• Interface dataset entries:
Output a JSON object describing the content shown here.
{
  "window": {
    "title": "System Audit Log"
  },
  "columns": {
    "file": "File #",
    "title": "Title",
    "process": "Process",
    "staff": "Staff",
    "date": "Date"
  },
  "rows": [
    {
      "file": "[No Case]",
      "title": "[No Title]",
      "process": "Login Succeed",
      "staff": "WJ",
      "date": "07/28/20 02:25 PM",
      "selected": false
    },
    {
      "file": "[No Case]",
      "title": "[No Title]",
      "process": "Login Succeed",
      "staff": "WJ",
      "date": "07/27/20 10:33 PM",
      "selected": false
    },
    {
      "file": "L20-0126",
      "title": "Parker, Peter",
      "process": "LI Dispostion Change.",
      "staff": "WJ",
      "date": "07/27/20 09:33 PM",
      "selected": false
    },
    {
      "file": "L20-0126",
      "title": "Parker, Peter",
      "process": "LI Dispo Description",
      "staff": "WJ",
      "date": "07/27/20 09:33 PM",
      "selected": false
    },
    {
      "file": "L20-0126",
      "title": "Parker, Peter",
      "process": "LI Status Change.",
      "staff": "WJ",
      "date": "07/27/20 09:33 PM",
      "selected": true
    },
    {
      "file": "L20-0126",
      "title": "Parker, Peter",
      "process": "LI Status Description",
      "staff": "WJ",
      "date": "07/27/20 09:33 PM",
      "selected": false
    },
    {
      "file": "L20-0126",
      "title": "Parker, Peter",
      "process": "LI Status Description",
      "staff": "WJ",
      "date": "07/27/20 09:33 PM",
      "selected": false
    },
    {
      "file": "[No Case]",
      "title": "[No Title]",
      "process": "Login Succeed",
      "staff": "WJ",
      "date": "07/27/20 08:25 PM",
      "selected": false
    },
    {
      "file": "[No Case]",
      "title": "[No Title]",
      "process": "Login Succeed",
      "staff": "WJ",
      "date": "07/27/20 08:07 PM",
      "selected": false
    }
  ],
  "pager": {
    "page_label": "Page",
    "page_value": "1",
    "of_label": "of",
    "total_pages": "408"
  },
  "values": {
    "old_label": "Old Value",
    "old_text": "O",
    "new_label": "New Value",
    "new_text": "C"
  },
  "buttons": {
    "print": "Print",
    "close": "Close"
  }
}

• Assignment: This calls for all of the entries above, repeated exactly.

• Completed exercise:
Output a JSON object describing the content shown here.
{
  "window": {
    "title": "System Audit Log"
  },
  "columns": {
    "file": "File #",
    "title": "Title",
    "process": "Process",
    "staff": "Staff",
    "date": "Date"
  },
  "rows": [
    {
      "file": "[No Case]",
      "title": "[No Title]",
      "process": "Login Succeed",
      "staff": "WJ",
      "date": "07/28/20 02:25 PM",
      "selected": false
    },
    {
      "file": "[No Case]",
      "title": "[No Title]",
      "process": "Login Succeed",
      "staff": "WJ",
      "date": "07/27/20 10:33 PM",
      "selected": false
    },
    {
      "file": "L20-0126",
      "title": "Parker, Peter",
      "process": "LI Dispostion Change.",
      "staff": "WJ",
      "date": "07/27/20 09:33 PM",
      "selected": false
    },
    {
      "file": "L20-0126",
      "title": "Parker, Peter",
      "process": "LI Dispo Description",
      "staff": "WJ",
      "date": "07/27/20 09:33 PM",
      "selected": false
    },
    {
      "file": "L20-0126",
      "title": "Parker, Peter",
      "process": "LI Status Change.",
      "staff": "WJ",
      "date": "07/27/20 09:33 PM",
      "selected": true
    },
    {
      "file": "L20-0126",
      "title": "Parker, Peter",
      "process": "LI Status Description",
      "staff": "WJ",
      "date": "07/27/20 09:33 PM",
      "selected": false
    },
    {
      "file": "L20-0126",
      "title": "Parker, Peter",
      "process": "LI Status Description",
      "staff": "WJ",
      "date": "07/27/20 09:33 PM",
      "selected": false
    },
    {
      "file": "[No Case]",
      "title": "[No Title]",
      "process": "Login Succeed",
      "staff": "WJ",
      "date": "07/27/20 08:25 PM",
      "selected": false
    },
    {
      "file": "[No Case]",
      "title": "[No Title]",
      "process": "Login Succeed",
      "staff": "WJ",
      "date": "07/27/20 08:07 PM",
      "selected": false
    }
  ],
  "pager": {
    "page_label": "Page",
    "page_value": "1",
    "of_label": "of",
    "total_pages": "408"
  },
  "values": {
    "old_label": "Old Value",
    "old_text": "O",
    "new_label": "New Value",
    "new_text": "C"
  },
  "buttons": {
    "print": "Print",
    "close": "Close"
  }
}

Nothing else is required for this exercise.